(App and web page records)
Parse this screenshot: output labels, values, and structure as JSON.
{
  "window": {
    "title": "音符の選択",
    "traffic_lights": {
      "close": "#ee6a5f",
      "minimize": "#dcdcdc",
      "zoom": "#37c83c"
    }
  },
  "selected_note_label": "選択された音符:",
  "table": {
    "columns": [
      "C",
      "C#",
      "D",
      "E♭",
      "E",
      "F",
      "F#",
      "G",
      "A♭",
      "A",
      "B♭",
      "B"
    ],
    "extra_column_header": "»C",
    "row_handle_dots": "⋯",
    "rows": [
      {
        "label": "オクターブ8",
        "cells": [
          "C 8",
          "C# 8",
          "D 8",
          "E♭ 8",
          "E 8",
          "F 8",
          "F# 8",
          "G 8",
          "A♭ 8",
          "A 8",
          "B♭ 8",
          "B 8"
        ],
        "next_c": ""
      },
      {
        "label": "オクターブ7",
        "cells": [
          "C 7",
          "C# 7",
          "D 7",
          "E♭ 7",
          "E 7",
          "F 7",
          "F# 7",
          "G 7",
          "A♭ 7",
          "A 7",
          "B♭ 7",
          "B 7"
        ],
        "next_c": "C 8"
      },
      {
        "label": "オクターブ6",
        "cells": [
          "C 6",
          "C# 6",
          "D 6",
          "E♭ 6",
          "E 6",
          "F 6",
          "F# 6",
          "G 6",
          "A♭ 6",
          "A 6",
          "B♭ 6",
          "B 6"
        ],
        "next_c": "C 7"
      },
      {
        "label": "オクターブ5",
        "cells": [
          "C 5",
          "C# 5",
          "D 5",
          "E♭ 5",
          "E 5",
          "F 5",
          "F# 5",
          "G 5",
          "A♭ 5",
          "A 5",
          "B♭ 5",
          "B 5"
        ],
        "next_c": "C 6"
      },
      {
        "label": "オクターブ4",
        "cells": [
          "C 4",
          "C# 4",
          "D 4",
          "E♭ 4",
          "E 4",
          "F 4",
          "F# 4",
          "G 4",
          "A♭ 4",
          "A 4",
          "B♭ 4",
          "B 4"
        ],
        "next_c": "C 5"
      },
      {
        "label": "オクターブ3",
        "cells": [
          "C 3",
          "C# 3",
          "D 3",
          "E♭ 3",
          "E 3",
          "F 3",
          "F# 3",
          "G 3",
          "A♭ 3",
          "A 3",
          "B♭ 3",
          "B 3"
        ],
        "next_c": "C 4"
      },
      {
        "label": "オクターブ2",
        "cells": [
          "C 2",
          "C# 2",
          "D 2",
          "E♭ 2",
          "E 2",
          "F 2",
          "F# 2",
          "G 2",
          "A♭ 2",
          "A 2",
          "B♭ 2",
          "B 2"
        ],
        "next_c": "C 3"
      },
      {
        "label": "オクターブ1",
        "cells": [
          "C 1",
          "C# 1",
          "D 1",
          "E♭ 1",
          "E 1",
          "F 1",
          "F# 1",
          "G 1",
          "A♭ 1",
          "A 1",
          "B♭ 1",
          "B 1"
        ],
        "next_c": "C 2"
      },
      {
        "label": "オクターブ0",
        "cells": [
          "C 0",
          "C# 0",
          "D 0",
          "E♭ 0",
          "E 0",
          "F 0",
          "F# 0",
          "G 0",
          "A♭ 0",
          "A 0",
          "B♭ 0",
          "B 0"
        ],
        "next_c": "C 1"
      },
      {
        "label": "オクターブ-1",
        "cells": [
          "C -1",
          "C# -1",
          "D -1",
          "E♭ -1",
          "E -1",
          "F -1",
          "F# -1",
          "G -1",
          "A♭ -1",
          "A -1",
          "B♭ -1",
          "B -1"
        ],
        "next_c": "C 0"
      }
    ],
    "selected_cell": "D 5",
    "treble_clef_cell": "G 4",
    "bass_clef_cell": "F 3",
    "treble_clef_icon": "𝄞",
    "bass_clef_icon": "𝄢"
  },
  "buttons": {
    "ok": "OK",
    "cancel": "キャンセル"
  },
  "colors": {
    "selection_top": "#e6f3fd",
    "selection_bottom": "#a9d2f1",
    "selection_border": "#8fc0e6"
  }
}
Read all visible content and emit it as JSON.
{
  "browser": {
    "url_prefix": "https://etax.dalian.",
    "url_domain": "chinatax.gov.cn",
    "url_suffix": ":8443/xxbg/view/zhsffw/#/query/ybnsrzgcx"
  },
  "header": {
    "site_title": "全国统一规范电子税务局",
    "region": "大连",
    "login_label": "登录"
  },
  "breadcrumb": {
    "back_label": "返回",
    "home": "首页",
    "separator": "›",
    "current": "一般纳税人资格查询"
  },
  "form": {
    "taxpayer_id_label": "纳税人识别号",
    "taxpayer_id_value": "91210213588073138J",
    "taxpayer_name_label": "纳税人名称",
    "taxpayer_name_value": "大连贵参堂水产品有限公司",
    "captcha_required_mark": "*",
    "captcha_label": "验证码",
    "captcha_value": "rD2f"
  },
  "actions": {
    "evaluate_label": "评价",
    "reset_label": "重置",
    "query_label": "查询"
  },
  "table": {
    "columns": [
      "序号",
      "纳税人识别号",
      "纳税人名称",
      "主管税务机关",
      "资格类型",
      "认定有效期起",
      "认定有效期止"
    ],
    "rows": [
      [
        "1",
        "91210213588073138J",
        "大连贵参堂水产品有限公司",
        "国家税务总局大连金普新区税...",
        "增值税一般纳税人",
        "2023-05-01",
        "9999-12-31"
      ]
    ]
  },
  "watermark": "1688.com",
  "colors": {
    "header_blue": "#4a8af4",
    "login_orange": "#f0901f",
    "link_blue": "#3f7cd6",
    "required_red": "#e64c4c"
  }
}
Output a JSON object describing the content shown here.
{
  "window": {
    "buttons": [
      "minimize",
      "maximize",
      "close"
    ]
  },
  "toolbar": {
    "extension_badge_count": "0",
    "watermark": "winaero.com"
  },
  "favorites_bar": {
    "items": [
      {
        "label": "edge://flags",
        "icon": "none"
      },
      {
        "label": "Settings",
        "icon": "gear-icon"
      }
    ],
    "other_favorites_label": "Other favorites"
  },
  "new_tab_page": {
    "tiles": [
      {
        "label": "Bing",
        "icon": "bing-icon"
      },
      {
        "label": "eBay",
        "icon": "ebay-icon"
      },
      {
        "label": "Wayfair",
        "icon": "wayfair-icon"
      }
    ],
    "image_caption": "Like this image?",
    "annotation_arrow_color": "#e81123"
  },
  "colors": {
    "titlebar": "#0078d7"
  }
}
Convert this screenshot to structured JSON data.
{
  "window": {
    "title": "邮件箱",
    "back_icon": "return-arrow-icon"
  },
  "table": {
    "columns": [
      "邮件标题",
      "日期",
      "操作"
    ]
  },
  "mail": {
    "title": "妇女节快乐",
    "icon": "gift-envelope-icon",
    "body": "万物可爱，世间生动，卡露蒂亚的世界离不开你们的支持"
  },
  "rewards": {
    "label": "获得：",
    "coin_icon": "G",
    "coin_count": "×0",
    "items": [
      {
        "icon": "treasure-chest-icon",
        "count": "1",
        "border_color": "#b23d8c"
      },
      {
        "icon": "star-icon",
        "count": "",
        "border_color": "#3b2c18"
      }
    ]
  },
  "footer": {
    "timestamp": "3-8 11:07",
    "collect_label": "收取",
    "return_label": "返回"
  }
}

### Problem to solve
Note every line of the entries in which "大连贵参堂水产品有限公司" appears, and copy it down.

### Expected answer
    "taxpayer_name_value": "大连贵参堂水产品有限公司",
        "大连贵参堂水产品有限公司",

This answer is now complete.